It’s the moment every woman dreads: A routine breast self-examination during an otherwise relaxing shower ends in the panic-inducing discovery of a lump.
Often, what happens next is a long, harrowing journey through a combination of biopsies, surgery, chemotherapy, and radiation. While it’s true that, thanks to advancements in screening and treatment, more and more women survive breast cancer, it’s also true that 80 percent of breast cancer cases have already advanced to an invasive stage at the time of diagnosis.
Today, just 20 percent of breast cancers are identified at the earliest stage, when treatment is most effective and the five-year survivorship rate hovers near 100 percent.

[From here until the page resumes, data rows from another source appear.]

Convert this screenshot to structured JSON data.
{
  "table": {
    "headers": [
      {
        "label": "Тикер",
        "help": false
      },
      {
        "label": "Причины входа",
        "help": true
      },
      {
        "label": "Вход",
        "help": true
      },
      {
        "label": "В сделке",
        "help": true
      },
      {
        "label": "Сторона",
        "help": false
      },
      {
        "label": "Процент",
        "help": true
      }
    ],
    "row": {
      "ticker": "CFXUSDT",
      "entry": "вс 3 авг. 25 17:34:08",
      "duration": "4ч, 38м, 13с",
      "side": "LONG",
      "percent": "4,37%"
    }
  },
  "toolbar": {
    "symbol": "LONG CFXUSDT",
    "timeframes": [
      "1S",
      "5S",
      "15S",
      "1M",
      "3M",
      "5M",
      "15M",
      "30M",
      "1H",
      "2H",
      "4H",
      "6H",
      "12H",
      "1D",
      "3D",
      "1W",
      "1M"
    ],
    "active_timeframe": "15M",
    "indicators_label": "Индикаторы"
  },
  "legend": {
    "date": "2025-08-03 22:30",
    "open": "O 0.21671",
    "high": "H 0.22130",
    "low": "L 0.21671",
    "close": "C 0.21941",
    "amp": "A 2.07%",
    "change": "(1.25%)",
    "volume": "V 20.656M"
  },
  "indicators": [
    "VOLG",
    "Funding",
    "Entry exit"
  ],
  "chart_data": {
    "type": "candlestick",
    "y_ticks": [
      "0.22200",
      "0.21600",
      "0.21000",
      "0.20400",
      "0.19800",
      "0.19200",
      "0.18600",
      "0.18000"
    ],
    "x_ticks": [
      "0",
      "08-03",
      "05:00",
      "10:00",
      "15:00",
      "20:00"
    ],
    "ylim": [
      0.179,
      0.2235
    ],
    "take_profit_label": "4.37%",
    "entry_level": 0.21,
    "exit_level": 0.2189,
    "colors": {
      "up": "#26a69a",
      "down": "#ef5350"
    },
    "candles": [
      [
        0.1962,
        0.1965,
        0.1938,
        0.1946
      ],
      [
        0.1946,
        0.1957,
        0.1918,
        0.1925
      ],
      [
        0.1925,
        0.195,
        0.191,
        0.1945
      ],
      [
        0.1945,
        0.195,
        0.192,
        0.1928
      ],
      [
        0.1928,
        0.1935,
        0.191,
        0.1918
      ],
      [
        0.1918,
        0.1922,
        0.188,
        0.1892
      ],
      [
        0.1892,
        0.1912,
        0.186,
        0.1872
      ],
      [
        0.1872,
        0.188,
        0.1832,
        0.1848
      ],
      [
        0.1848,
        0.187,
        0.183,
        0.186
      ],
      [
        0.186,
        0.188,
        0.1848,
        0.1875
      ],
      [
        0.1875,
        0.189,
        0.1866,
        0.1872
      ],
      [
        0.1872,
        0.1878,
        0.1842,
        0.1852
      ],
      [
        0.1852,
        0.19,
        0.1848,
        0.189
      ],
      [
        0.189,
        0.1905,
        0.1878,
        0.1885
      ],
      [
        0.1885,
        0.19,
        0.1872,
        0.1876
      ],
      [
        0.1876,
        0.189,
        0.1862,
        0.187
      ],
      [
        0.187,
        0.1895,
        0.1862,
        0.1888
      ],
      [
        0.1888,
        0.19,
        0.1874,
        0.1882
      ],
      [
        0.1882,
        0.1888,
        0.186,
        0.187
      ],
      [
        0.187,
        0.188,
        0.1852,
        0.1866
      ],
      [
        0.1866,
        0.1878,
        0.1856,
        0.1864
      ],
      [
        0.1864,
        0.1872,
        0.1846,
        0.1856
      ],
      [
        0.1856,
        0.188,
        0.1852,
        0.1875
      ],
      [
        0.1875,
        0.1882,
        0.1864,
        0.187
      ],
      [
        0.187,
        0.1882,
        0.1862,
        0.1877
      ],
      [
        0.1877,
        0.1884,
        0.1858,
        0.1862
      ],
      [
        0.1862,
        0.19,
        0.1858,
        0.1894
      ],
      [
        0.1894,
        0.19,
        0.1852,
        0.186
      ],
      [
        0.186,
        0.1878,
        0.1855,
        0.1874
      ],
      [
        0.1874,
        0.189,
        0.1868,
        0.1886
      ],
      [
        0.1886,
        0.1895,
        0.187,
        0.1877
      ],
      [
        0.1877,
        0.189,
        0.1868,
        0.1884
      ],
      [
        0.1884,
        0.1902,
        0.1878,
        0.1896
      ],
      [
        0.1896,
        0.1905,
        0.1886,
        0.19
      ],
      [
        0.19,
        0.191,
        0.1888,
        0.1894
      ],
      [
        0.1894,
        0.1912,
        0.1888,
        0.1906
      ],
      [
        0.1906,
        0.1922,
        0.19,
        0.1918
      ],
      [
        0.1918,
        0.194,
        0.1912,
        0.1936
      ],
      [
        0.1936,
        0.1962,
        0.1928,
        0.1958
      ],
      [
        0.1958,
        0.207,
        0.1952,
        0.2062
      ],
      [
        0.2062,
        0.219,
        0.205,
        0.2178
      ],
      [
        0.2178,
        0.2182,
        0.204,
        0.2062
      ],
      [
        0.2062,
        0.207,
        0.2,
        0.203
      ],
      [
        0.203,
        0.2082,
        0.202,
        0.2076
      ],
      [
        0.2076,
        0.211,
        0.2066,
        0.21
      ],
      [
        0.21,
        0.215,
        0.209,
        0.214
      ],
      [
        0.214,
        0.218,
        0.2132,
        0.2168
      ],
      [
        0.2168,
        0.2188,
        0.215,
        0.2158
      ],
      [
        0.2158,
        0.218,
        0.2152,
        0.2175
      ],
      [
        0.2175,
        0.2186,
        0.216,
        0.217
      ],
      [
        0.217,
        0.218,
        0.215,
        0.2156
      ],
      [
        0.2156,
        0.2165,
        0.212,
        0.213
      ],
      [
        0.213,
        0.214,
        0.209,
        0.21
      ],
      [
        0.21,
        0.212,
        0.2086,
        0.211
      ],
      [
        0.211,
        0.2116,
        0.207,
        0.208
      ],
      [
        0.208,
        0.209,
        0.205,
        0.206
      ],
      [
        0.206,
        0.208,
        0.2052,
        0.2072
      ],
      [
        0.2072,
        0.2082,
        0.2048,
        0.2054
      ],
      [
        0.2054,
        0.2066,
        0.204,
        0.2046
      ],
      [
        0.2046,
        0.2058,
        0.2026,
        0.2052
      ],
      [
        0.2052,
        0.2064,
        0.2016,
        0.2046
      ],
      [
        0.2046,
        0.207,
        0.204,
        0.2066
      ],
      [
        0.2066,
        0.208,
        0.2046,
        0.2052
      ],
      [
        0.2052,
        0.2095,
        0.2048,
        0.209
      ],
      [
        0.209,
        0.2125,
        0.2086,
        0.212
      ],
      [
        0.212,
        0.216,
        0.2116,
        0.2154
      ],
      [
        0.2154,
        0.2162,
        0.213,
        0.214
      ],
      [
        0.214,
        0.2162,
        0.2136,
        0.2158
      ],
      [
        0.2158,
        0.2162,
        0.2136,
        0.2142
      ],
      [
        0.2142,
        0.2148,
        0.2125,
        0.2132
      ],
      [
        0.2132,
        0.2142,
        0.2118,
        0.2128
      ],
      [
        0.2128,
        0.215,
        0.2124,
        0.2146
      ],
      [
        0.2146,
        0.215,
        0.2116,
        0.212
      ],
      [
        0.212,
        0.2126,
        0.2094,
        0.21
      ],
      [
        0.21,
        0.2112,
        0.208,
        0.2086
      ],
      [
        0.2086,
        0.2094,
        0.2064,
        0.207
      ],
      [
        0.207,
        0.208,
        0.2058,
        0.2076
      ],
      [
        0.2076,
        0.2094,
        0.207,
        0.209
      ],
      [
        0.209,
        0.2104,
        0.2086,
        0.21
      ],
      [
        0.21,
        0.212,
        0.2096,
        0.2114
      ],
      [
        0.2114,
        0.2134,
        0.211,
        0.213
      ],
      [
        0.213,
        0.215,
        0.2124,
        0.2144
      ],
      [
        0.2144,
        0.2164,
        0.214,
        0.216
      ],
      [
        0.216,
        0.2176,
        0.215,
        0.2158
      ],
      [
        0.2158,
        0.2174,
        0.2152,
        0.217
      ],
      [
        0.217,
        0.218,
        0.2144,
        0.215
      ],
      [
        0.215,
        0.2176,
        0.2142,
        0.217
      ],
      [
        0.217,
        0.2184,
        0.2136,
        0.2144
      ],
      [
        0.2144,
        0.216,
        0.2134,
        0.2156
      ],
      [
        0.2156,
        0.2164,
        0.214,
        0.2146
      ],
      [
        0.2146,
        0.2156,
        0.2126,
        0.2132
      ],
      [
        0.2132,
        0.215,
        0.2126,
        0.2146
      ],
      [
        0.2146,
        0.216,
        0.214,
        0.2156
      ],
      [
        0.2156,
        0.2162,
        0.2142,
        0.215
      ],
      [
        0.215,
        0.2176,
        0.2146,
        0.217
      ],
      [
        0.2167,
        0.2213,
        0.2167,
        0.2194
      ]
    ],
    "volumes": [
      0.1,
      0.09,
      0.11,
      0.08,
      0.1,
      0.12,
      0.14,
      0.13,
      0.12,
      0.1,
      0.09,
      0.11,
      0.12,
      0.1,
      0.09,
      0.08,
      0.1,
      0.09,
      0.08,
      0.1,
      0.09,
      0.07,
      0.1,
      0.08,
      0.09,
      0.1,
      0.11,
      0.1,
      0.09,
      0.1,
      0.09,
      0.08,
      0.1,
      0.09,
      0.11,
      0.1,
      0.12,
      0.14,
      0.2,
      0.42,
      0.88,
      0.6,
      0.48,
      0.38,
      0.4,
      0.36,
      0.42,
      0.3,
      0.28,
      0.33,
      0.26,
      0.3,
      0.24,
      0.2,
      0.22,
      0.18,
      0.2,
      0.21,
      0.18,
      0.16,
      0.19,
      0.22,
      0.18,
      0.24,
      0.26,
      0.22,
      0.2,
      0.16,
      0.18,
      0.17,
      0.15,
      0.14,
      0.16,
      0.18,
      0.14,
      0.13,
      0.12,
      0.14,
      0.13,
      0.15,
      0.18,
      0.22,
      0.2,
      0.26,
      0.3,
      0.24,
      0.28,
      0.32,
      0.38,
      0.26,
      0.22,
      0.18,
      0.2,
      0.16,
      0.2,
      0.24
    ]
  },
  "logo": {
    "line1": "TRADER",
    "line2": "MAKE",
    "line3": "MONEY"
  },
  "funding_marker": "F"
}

Carlos Barrero, MD, and Oscar Perez-Leal, MD, assistant professors in the Pharmaceutical Sciences Department at Temple University’s School of Pharmacy, wants to change all that. “I believe we can invert those numbers so we’re discovering 80 percent of breast cancers at the very earliest stage,” he says.
The research Barrero and Perez-Leal are conducting may represent a major breakthrough in breast cancer screening. Their work could lead to a simple routine blood test that detects breast cancer sooner than ever before for more women. To do this, Barrero and Perez-Leal are working on identifying a set of biomarkers for breast cancer, a specific signature of early-stage breast cancer detectable in a blood sample.
Their work on this project received funding through the Office for the Vice President of Research’s Targeted Grant Program, and the team is currently in the process of securing additional funding from the National Institutes for Health, and the National Cancer Institute. Perez-Leal is also using the knowledge gleaned from his master’s degree from the Fox School’s Innovation Management & Entrepreneurship program to turn the idea into a feasible product.
Though mammograms are a recommended cancer screening for women age 40 and older, only 65 percent of women over 40 have had one in the past two years, according to the Centers for Disease Control.
“Many women avoid mammograms because they can be uncomfortable, and because of the hassle of needing to make a separate appointment. If screening for early-stage breast cancer became a part of routine blood work, more women would be screened regularly,” says Barrero. That would likely result in more early diagnoses, more effective treatment, and ultimately more long-term cancer survivors.
Through systems biology, advances in mass spectrometry technology that allow the detection of very low concentration of proteins and metabolites, and the availability of large public datasets from thousands of breast cancer tumors, Barrero and Perez-Leal can move this cutting-edge work forward. “Most research of this kind starts with analyzing the blood sample. We start by analyzing the data,” says Perez-Leal. It’s a fresh approach to a longstanding problem.
The researchers start by looking for specific proteins secreted by breast cancer tumor cells across many thousands of samples drawn from breast cancer tumors. The team is searching for a signature set of proteins that can be detected in very low amounts. A vast data set and formidable computing power are essential for finding the precise biomarkers that could, in five to 10 years, lead to the blood test. Recently upgraded mass spectrometry equipment at Temple’s School of Pharmacy allows him to carry out this innovative research.
The promise of this research extends even beyond the hopes of early detection into the possibility of new, more effective medicines to battle breast cancer. Going forward, biomarkers are likely to be an increasingly hot topic for those in the pharmaceutical industry, which represents a significant part of the U.S. economy. Biomarkers such as these are often used as a reference point in drug development; when the biomarkers diminish or disappear in blood tests, it’s evidence that the new drug is working.
Current treatments for breast cancer are effective, but they come with their own health risks and side effects, some of which lead to different health challenges years after patients have recovered from cancer. The identification of these biomarkers would also mean that, in addition to early intervention, a breast cancer patient could get a form of personalized medicine, which is another area of potential business growth for the pharmaceutical industry. For patients, that might mean fewer side effects and complications down the line.
“It’s rare to find a scientist with a business background,” says Perez-Leal. He praises the Innovation Management and Entrepreneurship program with helping him take an idea, establish a business plan, and pitch to investors. “The research community should continue to focus on finding solutions and products to real problems.”
Clearly, breast cancer is a real problem, as the most common cancer among women: one in eight will face a diagnosis in her lifetime. But if Barrero and Perez-Leal succeed, it will be a game-changing advance. Many more women will be diagnosed in cancer’s earliest stages, receive more personalized treatment, overcome the disease, and lead long and healthy lives.
This story was originally published in On the Verge, the Fox School’s flagship research magazine. For more stories, visit www.fox.temple.edu/ontheverge.